|Figure 1: Collapsed membranes of cyst floating on the surface of the cyst also known as the “water lily sign”|
Click here to view
Detachment of the endocyst with its collapse results into serpent sign [Figure 2]. The rupture may be related to decreasing intracystic pressure, degeneration, host response, trauma, or response to therapy.
|Figure 2: Collapsed membranes of cyst floating on dependent portion of the cyst known as “serpent sign”|
Click here to view
Uncomplicated cysts appear as round, oval, or polycyclic well-defined mass lesions. In conclusion, CT is the imaging modality of choice which can provide an accurate diagnosis. There should be interdisciplinary awareness of the typical and atypical imaging features of the disease.
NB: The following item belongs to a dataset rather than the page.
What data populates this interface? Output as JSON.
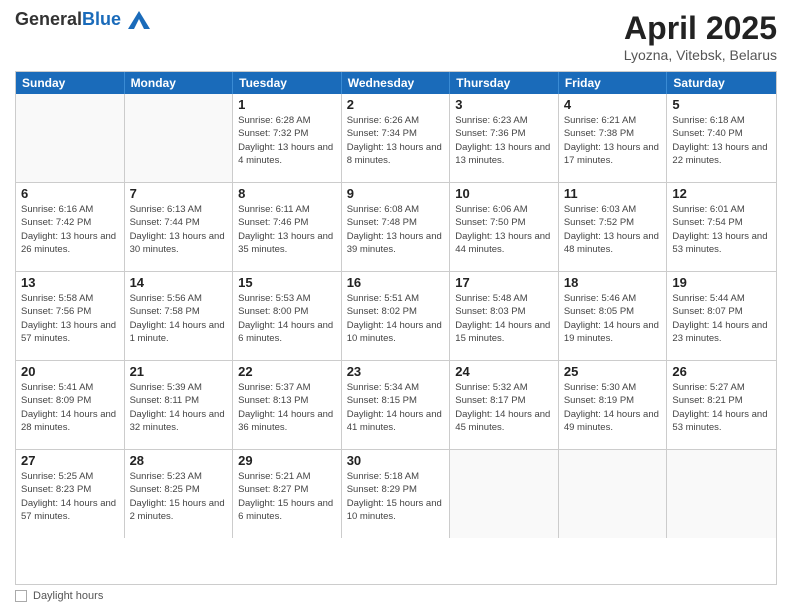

Financial support and sponsorship
Conflicts of interest
There are no conflicts of interest.
| References|| |
Beggs I. The radiology of hydatid disease. AJR Am J Roentgenol 1985;145:639-48.
Pedrosa I, Saíz A, Arrazola J, Ferreirós J, Pedrosa CS. Hydatid disease: Radiologic and pathologic features and complications. Radiographics 2000;20:795-817
Pomelov VS, Karimov ShI, Nishanov KhT. Surgical tactics in associated echinococcosis of the liver and lung. Khirurgiia (Mosk) 1991;11:69-74.
Polat P, Kantarci M, Alper F, Suma S, Koruyucu MB, Okur A. Hydatid disease from head to toe. Radiographics 2003;23:475-94; quiz 536-7.
Aytac A, Yurdakul Y, Ikizler C, Olga R, Saylam A. Pulmonary hydatid disease: Report of 100 patients. Ann Thorac Surg 1977;23:145-51.
[Figure 1], [Figure 2]